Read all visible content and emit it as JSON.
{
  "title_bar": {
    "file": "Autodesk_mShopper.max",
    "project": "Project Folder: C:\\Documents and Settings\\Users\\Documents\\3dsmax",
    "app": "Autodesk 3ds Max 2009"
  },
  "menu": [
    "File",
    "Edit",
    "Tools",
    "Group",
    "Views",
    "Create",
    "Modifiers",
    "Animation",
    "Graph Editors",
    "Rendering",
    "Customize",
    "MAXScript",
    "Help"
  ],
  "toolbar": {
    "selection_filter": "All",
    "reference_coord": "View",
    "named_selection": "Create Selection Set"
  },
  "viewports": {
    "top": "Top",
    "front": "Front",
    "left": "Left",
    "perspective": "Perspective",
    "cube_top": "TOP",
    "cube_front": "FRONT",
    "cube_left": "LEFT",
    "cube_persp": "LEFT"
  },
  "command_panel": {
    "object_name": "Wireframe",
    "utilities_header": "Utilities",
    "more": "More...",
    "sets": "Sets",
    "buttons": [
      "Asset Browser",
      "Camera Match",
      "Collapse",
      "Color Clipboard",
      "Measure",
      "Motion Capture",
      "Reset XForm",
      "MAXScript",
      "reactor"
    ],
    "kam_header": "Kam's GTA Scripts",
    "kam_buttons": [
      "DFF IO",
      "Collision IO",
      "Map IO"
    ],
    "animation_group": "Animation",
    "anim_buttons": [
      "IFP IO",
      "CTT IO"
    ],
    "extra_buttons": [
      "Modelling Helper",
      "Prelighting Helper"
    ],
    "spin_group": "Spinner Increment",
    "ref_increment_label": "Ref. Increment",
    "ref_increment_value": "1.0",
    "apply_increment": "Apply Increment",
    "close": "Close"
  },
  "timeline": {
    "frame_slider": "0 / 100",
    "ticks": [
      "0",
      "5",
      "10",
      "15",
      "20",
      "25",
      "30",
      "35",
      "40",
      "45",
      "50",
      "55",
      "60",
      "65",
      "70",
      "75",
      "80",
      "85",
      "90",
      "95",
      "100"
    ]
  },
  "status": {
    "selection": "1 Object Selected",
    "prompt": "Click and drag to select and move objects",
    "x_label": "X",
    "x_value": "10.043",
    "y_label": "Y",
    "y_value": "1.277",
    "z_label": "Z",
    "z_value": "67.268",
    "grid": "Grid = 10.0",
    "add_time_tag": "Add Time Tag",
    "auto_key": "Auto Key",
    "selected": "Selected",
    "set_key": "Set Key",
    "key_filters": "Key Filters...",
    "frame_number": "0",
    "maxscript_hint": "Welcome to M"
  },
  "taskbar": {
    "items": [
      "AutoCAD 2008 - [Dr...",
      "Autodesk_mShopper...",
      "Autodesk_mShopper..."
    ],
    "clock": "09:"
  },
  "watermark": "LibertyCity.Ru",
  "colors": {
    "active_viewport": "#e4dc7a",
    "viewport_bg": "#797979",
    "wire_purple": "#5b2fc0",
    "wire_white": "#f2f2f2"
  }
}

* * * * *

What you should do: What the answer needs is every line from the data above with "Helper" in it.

Problem solution:
      "Modelling Helper",
      "Prelighting Helper"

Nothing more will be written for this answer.